╭──
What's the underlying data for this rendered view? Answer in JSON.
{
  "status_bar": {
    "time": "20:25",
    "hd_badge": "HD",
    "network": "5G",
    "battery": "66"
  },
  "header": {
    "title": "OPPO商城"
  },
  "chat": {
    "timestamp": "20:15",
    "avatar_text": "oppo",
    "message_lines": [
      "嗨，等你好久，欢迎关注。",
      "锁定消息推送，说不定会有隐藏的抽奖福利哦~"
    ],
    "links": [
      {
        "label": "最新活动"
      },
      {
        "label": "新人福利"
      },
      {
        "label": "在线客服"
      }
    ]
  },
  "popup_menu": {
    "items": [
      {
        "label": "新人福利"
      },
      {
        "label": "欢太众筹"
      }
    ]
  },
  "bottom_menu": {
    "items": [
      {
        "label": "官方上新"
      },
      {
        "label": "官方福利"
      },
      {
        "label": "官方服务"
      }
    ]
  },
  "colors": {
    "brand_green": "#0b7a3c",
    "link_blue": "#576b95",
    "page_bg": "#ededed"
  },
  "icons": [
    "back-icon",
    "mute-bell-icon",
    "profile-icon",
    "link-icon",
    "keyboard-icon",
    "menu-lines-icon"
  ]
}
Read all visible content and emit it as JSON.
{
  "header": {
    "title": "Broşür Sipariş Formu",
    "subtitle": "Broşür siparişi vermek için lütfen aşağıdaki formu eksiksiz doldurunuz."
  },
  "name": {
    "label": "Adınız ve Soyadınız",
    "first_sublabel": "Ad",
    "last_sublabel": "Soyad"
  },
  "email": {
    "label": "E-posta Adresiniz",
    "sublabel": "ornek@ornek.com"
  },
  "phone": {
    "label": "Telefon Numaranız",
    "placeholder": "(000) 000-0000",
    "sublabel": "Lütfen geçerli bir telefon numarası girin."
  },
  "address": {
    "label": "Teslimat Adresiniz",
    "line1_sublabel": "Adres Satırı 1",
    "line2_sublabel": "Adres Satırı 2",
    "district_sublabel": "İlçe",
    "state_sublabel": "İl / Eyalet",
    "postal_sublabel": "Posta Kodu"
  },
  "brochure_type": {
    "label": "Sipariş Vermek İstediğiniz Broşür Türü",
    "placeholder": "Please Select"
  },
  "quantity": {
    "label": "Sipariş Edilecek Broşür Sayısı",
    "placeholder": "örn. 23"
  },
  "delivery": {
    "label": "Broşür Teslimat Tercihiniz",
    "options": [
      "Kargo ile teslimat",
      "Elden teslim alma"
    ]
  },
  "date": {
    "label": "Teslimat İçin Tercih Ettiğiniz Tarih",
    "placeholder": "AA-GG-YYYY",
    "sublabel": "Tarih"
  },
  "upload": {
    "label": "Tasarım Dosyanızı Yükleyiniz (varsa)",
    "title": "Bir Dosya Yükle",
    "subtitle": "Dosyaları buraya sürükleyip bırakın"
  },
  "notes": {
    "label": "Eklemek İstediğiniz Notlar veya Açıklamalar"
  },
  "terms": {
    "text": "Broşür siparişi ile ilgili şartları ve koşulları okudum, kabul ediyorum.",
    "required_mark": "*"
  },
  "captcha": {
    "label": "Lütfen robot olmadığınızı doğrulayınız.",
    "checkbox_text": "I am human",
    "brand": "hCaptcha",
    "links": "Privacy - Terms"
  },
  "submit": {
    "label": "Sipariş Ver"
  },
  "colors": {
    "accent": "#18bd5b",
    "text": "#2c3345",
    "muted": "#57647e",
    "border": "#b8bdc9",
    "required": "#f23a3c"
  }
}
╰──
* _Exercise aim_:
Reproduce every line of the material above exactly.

* _Reply to the task_:
What's the underlying data for this rendered view? Answer in JSON.
{
  "status_bar": {
    "time": "20:25",
    "hd_badge": "HD",
    "network": "5G",
    "battery": "66"
  },
  "header": {
    "title": "OPPO商城"
  },
  "chat": {
    "timestamp": "20:15",
    "avatar_text": "oppo",
    "message_lines": [
      "嗨，等你好久，欢迎关注。",
      "锁定消息推送，说不定会有隐藏的抽奖福利哦~"
    ],
    "links": [
      {
        "label": "最新活动"
      },
      {
        "label": "新人福利"
      },
      {
        "label": "在线客服"
      }
    ]
  },
  "popup_menu": {
    "items": [
      {
        "label": "新人福利"
      },
      {
        "label": "欢太众筹"
      }
    ]
  },
  "bottom_menu": {
    "items": [
      {
        "label": "官方上新"
      },
      {
        "label": "官方福利"
      },
      {
        "label": "官方服务"
      }
    ]
  },
  "colors": {
    "brand_green": "#0b7a3c",
    "link_blue": "#576b95",
    "page_bg": "#ededed"
  },
  "icons": [
    "back-icon",
    "mute-bell-icon",
    "profile-icon",
    "link-icon",
    "keyboard-icon",
    "menu-lines-icon"
  ]
}
Read all visible content and emit it as JSON.
{
  "header": {
    "title": "Broşür Sipariş Formu",
    "subtitle": "Broşür siparişi vermek için lütfen aşağıdaki formu eksiksiz doldurunuz."
  },
  "name": {
    "label": "Adınız ve Soyadınız",
    "first_sublabel": "Ad",
    "last_sublabel": "Soyad"
  },
  "email": {
    "label": "E-posta Adresiniz",
    "sublabel": "ornek@ornek.com"
  },
  "phone": {
    "label": "Telefon Numaranız",
    "placeholder": "(000) 000-0000",
    "sublabel": "Lütfen geçerli bir telefon numarası girin."
  },
  "address": {
    "label": "Teslimat Adresiniz",
    "line1_sublabel": "Adres Satırı 1",
    "line2_sublabel": "Adres Satırı 2",
    "district_sublabel": "İlçe",
    "state_sublabel": "İl / Eyalet",
    "postal_sublabel": "Posta Kodu"
  },
  "brochure_type": {
    "label": "Sipariş Vermek İstediğiniz Broşür Türü",
    "placeholder": "Please Select"
  },
  "quantity": {
    "label": "Sipariş Edilecek Broşür Sayısı",
    "placeholder": "örn. 23"
  },
  "delivery": {
    "label": "Broşür Teslimat Tercihiniz",
    "options": [
      "Kargo ile teslimat",
      "Elden teslim alma"
    ]
  },
  "date": {
    "label": "Teslimat İçin Tercih Ettiğiniz Tarih",
    "placeholder": "AA-GG-YYYY",
    "sublabel": "Tarih"
  },
  "upload": {
    "label": "Tasarım Dosyanızı Yükleyiniz (varsa)",
    "title": "Bir Dosya Yükle",
    "subtitle": "Dosyaları buraya sürükleyip bırakın"
  },
  "notes": {
    "label": "Eklemek İstediğiniz Notlar veya Açıklamalar"
  },
  "terms": {
    "text": "Broşür siparişi ile ilgili şartları ve koşulları okudum, kabul ediyorum.",
    "required_mark": "*"
  },
  "captcha": {
    "label": "Lütfen robot olmadığınızı doğrulayınız.",
    "checkbox_text": "I am human",
    "brand": "hCaptcha",
    "links": "Privacy - Terms"
  },
  "submit": {
    "label": "Sipariş Ver"
  },
  "colors": {
    "accent": "#18bd5b",
    "text": "#2c3345",
    "muted": "#57647e",
    "border": "#b8bdc9",
    "required": "#f23a3c"
  }
}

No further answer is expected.